“We have a human right to be armed that shall not be abridged,” Swanson said, to cheers. “The Second Amendment doesn’t need to be rewritten or appealed, it needs to be reread and respected.”
Declan Rous, a student from Helena High School, told the crowd that he was the only student left in his second period class on March 14 during the National School Walkout.
“I did not participate with my fellow students because I knew what they were doing was dangerous and reckless,” he said. “My fellow students attempted and are still trying to limit our Second Amendment rights that allow us to bear arms.”
Americans have the right to protect themselves “from tyranny and all things evil,” Rous said. What he has seen in school is a decided slant toward gun control not only in students but in the curriculum.
Rous said when students tried to hold a Second Amendment memorial for the Marjory Stoneman Douglas High School shooting victims, their signs were taken away.

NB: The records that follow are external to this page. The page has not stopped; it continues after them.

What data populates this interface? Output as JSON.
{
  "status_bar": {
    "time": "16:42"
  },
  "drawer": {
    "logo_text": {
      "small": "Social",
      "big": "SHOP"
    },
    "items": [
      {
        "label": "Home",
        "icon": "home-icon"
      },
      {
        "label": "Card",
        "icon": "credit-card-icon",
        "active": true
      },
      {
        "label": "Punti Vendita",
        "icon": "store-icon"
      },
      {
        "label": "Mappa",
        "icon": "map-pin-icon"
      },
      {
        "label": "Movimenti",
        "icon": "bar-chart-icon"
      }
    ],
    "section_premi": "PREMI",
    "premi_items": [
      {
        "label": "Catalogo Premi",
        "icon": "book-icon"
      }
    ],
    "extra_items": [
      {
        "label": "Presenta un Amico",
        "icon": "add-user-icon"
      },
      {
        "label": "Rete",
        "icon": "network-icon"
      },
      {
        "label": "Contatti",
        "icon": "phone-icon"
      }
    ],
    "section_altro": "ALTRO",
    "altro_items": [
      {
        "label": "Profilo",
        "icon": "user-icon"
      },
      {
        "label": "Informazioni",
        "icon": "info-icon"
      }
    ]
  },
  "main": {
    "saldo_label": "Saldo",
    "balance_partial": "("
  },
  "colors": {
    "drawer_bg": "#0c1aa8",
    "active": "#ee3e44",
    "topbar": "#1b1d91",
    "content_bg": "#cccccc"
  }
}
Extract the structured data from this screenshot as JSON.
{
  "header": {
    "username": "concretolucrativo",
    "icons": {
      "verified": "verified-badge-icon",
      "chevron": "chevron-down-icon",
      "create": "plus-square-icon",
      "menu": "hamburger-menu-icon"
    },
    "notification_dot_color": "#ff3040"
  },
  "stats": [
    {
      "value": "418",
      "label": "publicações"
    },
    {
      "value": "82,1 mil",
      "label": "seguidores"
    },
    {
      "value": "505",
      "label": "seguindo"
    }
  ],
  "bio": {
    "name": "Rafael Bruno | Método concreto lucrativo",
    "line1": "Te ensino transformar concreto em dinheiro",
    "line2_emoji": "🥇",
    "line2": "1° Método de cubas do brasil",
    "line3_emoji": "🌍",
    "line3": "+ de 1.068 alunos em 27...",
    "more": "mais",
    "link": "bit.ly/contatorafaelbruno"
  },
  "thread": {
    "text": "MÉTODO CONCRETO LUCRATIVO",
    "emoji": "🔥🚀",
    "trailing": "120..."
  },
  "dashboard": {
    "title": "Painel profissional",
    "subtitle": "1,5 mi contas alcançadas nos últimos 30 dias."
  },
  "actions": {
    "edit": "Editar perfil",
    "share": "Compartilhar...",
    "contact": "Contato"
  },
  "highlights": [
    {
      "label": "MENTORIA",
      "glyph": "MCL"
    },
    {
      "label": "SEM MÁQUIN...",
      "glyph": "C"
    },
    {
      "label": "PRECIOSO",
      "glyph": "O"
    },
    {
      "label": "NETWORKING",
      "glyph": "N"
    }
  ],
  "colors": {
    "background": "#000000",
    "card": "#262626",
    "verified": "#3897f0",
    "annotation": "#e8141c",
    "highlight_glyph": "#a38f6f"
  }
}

“I support the First Amendment and the Second Amendment, but I can tell Montana schools don’t,” he said.
Rous quoted Christian apologist C.S. Lewis who said a “tyranny sincerely exercised for the good of its victims” is oppressive.
“I’d rather live a dangerous life than one where I’m oppressed for my own supposed good,” he said, adding he spoke on behalf of “students who understand that responsible gun owners shouldn’t be punished for the actions of bad people.”
Mari'i kai Walter, a member of the Navajo and Washoe tribes, sociologist and apprentice healer from Helena, told the audience that she’s not a politician, an activist or a public speaker.
“I simply believe this matter is of such significance that I can’t be silent about it,” Walter said.
Most people are familiar with the numerous wars the U.S. government waged against the country’s indigenous population, she said.
“Wars that were fierce and bloody later became slaughters due to the government’s disarmament of the Native people,” Walter said. “As such, I respectfully and with absolute reverence bring the ancestors to the present to explain why we must protect our rights at each level.”
Disarming Native people led to their being sentenced to reservations, she said. It stripped them of their self-reliance and independence, with the false promises of safety, sustenance and government protection.
The government held their way of life in contempt, called Native people savages, “and ultimately they came for our children.” Government officials attempted and often succeeded at educating the tribes’ way of life out of them.
“I say these things not to rehash grievances of old,” she said. “I only intend to draw parallels between a frightening and often unspoken history and right now today.”
At Wounded Knee in 1890, U.S. troops surrounded 350 natives with the intent of disarming them, Walter said. Despite a lack of resistance, the situation turned into a slaughter, and the U.S. government became "the perpetrator of the largest mass shooting in U.S. history," she said.
“So forgive me if I’m loath to surrender responsibility for my safety to this same entity,” Walter said.
Mark Wicks, Republican candidate for district one of the Montana Public Service Commission, welcomed his “fellow caretakers” to the event. Gun owners “take care of other people” and “defend their rights by owning firearms,” he said.
“Other people in the media, the liberals don’t think we care about people,” he said. “That’s not true. It’s just the opposite. We care very much, that’s why we own firearms.”
If there was a school shooting, Wicks said he or just about anyone else at the rally would charge into the school to stop it “with or without a gun,” to which an audience member responded, “Liberal weenies go the other way.”
“Our most basic right as a human being is the right of self-defense,” Wicks said. “Our founding fathers understood this. We have no other rights if we can’t defend ourselves and our possessions.”
There’s a saying that power comes from the barrel of a gun, he said, “and that is exactly why some powerful people want to disarm us.”
“As long as we can defend ourselves, we can resist whatever good intentions they intend to ram down our throats,” Wicks said.